Let us look at the left of the black line. Here we have the unfavorable situation that we lose by holding the forward if the spot price declines. Here helps a call option: The "loose-situation" is leveled, meaning: our "loose-situation" doesn't get worse. But for avoiding loosing more and more money we have to pay a price, and this price is the future value of the premium of our call option. Remember, our long forward has no upfront payment unlike the purchased call, therefore the difference between the red and blue lines.
Exhibit C.3: Purchased Call Option is Insurance
That means that a purchased call option protects against a falling asset price. So a purchased call option can be seen as insurance (where the insurance premium is the premium of the purchased call accumulated to the expiration time)
Now let us talk about Put Options.
Exhibit C.4: The payoff- and profit-diagram of a purchased put option
If you believe that the underlyer is going to fall, then you really should buy a Put Option b/c in this scenario you can sell the underlyer for more than it is worth.
The payoff function of a Purchased Put Option is
and the profit function is
Now let us turn to written put options.
Selling a put (or "writing a put", what is the same) is a options strategy where an investor (the put seller) writes a put contract, and by selling this contract to the put buyer, the put seller has sold the right to sell the underlying asset at a specific price (the strike price). Thus, the put buyer now has the right to sell the asset to the put seller.
But because you will receive the premium in exchange for the commitment to buy the asset at the strike price, you have some chances to go home with a gain. But only when the put buyer doesn't exercise the put option.
Here is the graphic:
Exhibit C.5: The payoff- and profit-diagram of a written put option
In formulae we have for the payoff-function for a Written Put Option
and for the profit-function for a Written Put Option:
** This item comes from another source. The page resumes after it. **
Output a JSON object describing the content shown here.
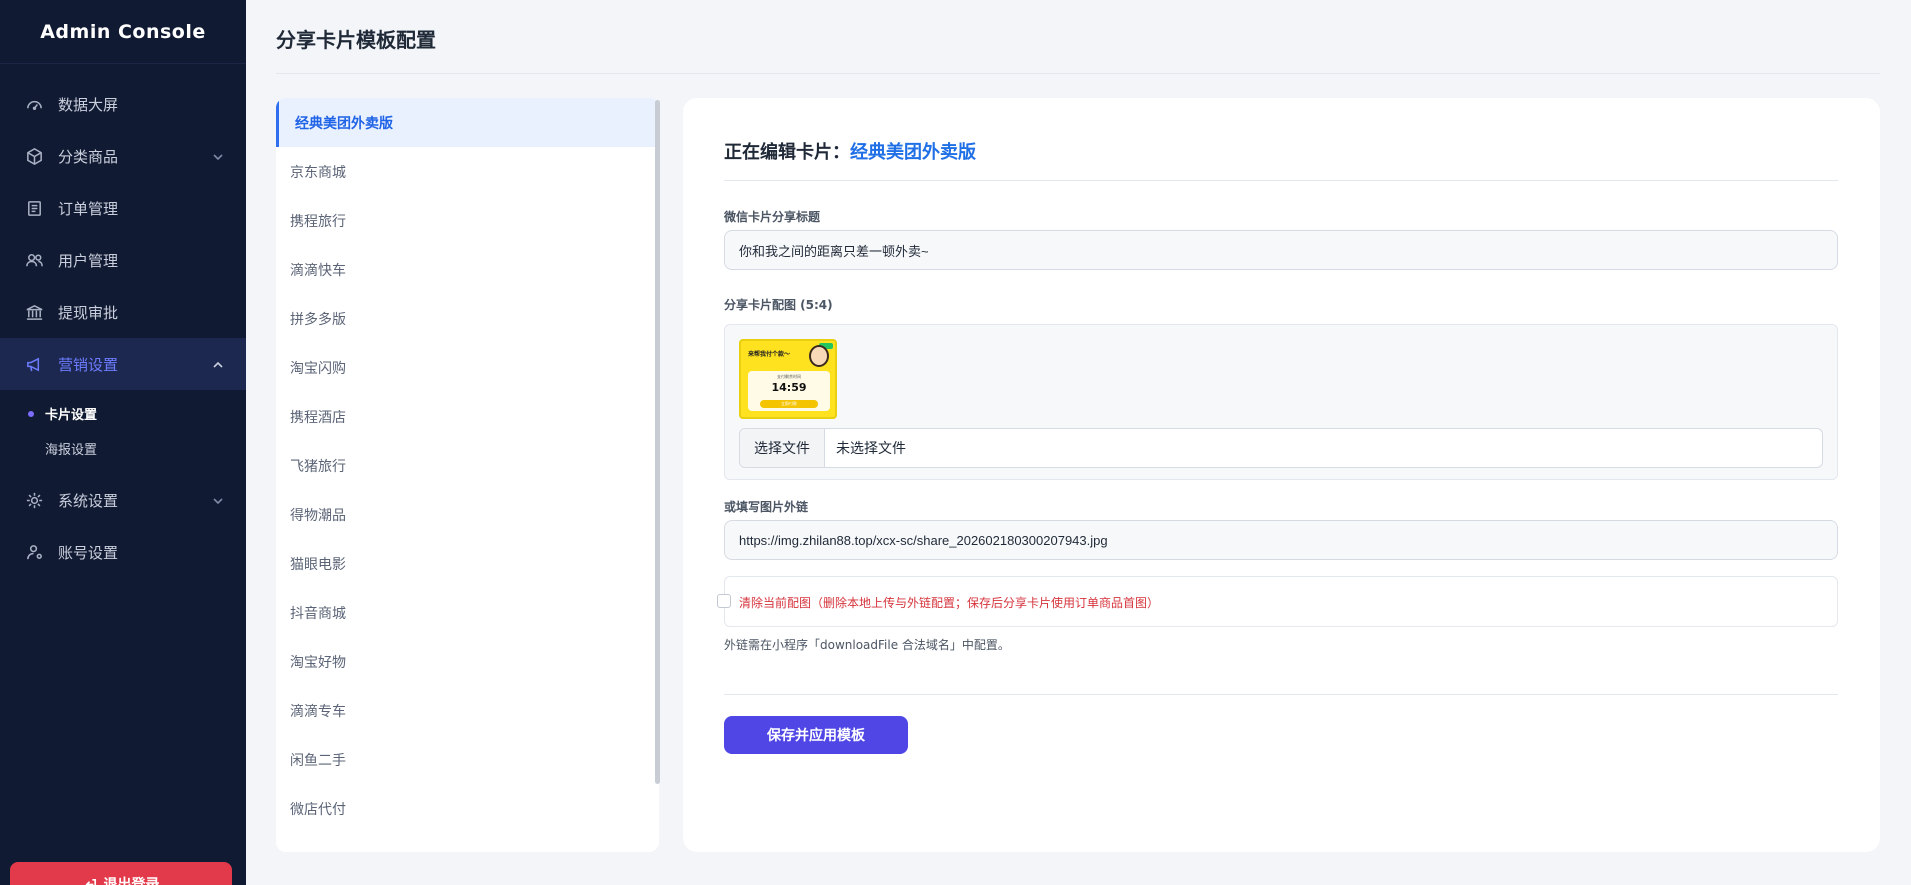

Be aware of the minus-sign: If for example the strike price is 40 and the spot price is 20, then the put seller has to buy the underlying asset for 40 (from the pput-buyer)but can sell it at the market for only 20. So he loses 20. Therefore we have to apply the minus-sign.